Work to complete — Report all lines from the entries below in which "magenta" appears.

Data shown —
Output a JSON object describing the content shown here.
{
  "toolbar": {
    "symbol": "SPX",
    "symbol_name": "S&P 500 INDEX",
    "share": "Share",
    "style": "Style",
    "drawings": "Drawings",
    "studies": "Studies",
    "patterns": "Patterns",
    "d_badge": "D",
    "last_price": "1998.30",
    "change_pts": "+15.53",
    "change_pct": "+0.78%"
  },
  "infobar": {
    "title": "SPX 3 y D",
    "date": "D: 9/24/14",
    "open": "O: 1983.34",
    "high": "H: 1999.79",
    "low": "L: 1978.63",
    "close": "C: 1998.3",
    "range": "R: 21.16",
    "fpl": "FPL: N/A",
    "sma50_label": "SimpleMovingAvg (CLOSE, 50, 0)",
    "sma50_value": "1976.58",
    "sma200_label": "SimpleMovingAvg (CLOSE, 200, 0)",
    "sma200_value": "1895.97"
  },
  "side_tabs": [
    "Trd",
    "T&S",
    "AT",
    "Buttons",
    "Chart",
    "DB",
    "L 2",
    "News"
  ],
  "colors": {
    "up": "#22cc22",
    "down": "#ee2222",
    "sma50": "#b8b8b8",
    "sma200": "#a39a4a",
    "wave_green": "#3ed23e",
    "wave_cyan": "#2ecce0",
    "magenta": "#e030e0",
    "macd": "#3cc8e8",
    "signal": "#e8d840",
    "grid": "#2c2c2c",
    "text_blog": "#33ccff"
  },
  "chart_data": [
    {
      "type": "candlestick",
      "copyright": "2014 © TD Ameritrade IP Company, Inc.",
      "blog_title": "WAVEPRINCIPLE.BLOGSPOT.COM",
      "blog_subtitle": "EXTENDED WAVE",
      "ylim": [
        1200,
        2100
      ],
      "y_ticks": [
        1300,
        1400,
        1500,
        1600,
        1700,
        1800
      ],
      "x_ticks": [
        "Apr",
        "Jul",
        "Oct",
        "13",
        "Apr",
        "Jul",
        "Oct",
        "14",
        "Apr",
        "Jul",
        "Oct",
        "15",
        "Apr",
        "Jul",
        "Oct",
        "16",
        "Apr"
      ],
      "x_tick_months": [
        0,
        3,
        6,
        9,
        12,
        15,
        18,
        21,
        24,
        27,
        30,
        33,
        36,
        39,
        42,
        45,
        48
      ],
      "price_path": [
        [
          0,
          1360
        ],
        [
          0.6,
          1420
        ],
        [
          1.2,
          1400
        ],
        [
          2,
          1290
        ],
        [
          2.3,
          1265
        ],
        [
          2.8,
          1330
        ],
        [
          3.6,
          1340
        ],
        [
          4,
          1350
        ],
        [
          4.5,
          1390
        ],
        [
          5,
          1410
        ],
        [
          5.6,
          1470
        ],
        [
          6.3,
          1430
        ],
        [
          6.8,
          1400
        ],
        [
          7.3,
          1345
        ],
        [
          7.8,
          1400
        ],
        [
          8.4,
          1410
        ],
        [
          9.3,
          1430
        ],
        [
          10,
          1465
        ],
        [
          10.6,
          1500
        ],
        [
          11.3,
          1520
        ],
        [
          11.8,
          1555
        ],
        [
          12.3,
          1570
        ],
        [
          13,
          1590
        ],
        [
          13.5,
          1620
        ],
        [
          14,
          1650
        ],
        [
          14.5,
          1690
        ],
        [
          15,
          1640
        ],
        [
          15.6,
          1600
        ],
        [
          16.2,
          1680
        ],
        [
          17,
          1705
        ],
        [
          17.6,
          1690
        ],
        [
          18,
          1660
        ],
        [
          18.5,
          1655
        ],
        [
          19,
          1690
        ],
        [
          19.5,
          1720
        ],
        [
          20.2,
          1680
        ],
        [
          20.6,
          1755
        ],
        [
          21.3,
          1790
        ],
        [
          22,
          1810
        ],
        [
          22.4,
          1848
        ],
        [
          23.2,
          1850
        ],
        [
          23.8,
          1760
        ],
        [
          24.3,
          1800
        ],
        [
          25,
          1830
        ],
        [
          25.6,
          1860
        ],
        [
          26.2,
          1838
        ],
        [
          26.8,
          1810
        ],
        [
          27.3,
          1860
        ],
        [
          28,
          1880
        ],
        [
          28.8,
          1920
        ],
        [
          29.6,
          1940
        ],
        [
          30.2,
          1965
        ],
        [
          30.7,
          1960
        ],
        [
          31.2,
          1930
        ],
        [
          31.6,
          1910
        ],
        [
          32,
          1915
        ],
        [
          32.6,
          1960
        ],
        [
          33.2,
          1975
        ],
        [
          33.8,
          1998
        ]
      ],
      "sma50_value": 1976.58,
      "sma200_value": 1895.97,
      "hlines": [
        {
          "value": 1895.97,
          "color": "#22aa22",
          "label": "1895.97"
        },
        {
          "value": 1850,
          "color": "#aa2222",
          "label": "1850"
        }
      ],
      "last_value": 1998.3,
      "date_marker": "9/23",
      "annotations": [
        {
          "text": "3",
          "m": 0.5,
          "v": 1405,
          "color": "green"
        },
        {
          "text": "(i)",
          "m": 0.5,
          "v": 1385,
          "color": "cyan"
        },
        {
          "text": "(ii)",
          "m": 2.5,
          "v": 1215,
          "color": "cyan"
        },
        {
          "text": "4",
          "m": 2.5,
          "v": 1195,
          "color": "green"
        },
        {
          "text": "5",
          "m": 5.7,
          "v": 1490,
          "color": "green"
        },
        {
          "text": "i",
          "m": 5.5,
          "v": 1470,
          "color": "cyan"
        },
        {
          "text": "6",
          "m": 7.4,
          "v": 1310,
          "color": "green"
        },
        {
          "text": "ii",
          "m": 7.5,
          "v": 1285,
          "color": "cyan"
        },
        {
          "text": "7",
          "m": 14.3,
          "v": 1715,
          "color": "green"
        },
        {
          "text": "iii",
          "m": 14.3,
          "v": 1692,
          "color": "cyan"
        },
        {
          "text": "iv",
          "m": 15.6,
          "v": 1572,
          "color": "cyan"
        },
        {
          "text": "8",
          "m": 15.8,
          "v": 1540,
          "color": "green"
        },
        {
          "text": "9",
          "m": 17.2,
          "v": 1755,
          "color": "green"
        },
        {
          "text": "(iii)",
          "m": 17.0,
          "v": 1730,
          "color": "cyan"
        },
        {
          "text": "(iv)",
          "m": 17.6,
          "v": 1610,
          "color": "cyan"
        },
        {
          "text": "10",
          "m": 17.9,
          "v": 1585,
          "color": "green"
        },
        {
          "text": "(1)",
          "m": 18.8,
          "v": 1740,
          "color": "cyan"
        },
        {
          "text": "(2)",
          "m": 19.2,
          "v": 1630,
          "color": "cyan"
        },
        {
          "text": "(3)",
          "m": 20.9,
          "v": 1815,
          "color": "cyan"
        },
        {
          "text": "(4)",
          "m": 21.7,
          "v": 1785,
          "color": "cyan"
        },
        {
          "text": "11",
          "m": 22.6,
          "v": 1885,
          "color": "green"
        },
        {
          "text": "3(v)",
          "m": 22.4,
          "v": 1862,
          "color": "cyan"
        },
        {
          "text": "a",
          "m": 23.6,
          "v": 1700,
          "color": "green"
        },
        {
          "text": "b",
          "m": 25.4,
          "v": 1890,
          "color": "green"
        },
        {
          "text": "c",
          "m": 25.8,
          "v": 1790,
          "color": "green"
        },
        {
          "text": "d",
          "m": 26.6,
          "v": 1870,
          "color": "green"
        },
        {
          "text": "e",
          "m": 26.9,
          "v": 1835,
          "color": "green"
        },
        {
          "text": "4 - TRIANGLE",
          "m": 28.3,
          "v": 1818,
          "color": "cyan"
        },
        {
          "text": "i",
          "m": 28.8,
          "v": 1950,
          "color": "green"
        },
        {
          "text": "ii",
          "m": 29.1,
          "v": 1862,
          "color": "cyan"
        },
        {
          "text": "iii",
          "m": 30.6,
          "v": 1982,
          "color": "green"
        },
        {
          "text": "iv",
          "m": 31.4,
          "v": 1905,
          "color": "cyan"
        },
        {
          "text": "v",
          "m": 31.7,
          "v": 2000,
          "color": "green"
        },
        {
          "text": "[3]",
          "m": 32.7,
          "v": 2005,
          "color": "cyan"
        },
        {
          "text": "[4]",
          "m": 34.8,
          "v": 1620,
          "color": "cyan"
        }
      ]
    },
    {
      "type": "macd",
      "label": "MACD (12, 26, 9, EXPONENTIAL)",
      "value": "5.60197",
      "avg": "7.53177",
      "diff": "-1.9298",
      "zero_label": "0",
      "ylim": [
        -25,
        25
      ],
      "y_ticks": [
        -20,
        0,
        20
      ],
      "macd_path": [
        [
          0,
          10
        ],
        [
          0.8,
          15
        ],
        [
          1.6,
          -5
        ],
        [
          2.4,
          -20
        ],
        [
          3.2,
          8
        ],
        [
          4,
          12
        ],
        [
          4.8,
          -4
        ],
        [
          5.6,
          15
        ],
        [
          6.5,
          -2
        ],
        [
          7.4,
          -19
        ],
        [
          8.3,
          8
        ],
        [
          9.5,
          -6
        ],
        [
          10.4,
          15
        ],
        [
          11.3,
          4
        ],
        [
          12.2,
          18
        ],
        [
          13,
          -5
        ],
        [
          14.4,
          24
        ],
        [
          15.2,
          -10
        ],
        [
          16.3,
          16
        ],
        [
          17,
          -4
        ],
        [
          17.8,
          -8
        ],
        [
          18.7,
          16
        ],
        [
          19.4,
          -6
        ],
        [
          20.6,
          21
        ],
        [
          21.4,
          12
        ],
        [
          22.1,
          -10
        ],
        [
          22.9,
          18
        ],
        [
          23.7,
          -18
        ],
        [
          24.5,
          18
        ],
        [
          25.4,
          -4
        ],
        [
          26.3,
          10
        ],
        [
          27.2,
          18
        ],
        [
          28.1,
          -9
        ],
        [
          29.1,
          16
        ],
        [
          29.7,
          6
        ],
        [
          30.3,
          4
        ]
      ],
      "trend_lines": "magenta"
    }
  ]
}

Reply —
    "magenta": "#e030e0",
      "trend_lines": "magenta"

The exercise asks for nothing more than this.